• YOUR ASSIGNMENT: Count each line below that has "account" anywhere in it. Answer with the total alone.

[Data about app and page elements]
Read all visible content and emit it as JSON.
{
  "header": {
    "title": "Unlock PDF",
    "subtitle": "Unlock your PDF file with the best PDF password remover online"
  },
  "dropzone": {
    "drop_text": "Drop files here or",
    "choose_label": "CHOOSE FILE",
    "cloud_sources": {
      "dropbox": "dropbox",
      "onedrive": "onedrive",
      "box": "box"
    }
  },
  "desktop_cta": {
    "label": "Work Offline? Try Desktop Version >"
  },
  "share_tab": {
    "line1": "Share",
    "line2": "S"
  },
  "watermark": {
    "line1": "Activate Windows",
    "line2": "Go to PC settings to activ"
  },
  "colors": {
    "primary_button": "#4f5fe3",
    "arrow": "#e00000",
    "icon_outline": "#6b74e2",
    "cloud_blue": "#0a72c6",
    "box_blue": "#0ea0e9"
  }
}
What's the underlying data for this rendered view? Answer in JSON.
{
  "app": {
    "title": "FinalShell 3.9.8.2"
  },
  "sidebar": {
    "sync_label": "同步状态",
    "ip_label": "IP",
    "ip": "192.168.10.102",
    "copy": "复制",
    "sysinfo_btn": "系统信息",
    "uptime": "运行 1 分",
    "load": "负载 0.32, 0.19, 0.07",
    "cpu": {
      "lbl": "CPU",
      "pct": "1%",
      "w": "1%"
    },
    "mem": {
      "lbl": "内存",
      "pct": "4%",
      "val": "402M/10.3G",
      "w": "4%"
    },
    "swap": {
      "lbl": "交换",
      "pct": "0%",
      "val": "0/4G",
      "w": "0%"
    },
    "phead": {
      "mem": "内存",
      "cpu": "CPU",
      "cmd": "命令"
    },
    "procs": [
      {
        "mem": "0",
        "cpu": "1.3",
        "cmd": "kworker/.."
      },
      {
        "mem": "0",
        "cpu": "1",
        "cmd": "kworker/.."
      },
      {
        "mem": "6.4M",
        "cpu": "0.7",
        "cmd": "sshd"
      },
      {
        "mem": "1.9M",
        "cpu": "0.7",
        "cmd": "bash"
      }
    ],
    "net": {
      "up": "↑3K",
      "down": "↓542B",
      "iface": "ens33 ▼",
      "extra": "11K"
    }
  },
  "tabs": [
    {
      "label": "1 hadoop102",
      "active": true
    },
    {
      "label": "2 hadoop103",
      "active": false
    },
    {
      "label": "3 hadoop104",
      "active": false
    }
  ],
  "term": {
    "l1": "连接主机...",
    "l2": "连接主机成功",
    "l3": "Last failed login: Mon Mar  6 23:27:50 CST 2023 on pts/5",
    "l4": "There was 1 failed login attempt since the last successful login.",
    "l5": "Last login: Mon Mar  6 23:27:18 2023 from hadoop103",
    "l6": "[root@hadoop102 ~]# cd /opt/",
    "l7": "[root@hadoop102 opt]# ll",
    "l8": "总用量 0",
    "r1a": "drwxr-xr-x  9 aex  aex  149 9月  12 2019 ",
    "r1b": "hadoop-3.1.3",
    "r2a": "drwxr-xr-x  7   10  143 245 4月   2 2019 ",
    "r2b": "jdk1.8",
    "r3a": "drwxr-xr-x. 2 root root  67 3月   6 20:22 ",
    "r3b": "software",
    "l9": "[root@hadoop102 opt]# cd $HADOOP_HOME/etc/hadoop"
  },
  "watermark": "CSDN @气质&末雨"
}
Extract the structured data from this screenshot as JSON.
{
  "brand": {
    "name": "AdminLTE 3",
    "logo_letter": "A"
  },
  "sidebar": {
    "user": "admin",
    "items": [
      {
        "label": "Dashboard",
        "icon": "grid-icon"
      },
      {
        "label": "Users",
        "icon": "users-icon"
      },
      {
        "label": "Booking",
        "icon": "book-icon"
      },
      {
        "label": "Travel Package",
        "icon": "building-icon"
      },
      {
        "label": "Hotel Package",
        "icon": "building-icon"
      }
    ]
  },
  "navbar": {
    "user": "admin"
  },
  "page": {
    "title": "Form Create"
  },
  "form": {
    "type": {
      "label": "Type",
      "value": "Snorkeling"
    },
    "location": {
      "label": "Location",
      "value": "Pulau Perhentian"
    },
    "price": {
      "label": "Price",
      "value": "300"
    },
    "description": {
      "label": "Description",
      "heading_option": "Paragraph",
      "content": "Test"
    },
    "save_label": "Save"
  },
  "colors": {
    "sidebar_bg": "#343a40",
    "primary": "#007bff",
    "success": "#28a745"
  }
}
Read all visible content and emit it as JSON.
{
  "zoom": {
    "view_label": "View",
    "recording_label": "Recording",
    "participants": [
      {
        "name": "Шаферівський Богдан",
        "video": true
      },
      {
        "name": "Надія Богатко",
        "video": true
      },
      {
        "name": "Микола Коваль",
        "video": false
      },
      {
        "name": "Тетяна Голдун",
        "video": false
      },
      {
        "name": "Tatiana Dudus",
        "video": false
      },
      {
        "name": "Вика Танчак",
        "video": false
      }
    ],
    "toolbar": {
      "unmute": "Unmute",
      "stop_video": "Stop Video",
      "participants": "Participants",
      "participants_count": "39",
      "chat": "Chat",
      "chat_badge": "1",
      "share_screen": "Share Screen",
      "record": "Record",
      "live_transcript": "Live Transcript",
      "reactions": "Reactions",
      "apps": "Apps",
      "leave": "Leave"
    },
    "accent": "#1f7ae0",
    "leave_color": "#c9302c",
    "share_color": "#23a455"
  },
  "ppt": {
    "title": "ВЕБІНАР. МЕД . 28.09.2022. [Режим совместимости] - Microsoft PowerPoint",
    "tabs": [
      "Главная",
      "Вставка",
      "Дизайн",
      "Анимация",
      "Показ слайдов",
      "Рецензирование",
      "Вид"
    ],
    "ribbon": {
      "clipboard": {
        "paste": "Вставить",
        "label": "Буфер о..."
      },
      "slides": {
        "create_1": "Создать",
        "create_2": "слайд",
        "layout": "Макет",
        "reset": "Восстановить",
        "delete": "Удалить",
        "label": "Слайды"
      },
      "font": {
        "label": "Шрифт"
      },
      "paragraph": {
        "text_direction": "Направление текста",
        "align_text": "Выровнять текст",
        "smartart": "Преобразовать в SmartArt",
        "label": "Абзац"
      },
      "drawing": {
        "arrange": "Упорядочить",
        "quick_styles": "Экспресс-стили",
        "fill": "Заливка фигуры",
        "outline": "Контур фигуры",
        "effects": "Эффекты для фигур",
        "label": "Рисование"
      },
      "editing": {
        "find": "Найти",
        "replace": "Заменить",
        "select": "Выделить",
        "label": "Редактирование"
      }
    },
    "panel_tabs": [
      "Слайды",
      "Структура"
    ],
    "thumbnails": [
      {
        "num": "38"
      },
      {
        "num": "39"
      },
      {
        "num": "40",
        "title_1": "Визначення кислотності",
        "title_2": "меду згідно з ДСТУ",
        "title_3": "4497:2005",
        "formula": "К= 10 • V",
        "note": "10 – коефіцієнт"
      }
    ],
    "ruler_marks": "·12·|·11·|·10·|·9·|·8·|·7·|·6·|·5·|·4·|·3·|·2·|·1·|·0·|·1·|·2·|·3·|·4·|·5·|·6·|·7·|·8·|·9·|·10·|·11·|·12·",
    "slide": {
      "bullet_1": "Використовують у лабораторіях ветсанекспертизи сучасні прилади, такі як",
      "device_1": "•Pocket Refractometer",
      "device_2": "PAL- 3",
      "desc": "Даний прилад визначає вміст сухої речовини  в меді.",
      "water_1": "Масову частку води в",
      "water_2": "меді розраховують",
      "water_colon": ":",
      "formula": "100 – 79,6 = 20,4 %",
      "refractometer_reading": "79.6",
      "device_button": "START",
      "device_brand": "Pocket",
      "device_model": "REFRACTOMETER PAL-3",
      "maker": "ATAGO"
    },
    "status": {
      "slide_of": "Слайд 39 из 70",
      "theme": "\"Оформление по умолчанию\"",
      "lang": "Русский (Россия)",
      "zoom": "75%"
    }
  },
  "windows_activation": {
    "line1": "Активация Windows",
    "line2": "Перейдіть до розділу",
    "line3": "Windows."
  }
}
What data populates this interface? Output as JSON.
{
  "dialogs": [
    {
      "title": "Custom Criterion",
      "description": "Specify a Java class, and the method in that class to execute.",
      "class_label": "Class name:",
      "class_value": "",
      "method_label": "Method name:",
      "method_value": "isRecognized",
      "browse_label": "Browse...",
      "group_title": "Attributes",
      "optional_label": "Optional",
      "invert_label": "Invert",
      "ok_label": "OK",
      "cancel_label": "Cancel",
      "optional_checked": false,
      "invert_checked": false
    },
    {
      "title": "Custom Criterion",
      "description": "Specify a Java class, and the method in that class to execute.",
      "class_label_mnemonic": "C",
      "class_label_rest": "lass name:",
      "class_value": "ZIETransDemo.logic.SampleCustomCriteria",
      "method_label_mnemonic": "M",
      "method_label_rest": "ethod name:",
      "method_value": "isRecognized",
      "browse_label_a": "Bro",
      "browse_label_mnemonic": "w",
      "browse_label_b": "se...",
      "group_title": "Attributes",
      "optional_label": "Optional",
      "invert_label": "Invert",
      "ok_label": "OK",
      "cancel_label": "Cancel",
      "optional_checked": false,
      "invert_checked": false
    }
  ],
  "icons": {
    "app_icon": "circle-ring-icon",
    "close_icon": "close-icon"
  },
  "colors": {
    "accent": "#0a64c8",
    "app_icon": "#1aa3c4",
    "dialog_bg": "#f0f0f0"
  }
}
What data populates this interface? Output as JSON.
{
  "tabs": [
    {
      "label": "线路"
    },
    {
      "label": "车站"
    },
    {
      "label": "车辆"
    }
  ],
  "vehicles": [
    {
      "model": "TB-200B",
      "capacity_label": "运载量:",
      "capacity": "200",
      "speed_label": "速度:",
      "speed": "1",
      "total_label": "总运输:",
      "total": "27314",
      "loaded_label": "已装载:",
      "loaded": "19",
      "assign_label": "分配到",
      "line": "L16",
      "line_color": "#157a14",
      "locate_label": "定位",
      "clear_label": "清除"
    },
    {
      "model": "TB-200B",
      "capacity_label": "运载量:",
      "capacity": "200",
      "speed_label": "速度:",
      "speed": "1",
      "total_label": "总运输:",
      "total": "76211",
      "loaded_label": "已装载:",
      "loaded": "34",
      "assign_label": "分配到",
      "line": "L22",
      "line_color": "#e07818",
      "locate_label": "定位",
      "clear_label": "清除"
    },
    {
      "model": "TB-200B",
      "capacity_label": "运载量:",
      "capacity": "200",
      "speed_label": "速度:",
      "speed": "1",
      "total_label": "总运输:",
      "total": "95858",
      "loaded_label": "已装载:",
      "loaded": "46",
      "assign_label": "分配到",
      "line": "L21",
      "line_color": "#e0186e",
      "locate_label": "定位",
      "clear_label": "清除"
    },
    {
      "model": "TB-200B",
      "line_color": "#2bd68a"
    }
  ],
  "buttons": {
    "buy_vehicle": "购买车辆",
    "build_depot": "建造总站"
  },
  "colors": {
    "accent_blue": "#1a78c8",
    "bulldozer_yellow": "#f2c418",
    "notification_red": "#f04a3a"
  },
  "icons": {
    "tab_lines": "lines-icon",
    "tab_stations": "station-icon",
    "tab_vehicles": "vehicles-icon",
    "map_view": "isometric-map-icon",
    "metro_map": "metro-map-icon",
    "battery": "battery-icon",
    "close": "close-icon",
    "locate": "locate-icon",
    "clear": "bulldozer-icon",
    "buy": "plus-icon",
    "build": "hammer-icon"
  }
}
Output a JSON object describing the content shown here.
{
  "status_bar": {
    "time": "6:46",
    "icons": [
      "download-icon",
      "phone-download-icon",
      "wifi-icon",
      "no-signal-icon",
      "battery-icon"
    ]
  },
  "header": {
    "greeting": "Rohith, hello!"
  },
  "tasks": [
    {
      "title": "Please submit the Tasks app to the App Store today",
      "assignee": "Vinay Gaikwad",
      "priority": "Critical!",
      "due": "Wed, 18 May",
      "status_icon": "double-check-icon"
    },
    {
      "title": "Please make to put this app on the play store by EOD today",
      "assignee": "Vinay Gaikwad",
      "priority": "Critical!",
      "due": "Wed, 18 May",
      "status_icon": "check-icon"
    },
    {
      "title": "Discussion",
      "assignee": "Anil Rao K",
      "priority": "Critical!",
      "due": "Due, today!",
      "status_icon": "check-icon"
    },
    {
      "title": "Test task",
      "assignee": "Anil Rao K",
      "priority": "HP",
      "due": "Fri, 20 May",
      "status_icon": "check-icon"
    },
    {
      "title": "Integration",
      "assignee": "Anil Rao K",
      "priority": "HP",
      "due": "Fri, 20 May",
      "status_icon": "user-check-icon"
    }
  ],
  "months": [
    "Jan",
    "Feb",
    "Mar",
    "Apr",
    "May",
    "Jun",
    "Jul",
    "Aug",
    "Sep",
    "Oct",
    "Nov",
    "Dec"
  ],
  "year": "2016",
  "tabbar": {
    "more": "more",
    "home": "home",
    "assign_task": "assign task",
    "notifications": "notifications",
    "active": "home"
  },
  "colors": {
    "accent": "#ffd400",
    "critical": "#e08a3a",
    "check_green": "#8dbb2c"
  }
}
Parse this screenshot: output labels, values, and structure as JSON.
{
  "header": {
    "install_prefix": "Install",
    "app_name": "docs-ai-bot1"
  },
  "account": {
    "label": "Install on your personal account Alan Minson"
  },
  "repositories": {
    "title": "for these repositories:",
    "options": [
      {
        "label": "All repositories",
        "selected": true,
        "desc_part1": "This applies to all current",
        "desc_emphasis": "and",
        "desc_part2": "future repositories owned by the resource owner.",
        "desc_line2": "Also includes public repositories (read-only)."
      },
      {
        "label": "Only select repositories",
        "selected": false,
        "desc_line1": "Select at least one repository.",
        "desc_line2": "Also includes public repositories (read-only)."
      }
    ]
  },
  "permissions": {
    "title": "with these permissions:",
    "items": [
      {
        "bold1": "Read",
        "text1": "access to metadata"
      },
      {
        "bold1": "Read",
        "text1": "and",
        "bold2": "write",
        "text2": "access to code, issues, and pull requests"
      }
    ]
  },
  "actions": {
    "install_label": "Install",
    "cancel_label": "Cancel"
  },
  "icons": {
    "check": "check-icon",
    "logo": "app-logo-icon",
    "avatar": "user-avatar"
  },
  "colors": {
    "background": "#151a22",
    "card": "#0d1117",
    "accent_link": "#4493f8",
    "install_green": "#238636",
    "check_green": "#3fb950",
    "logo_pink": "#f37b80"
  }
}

• THE COMPLETED TASK: 2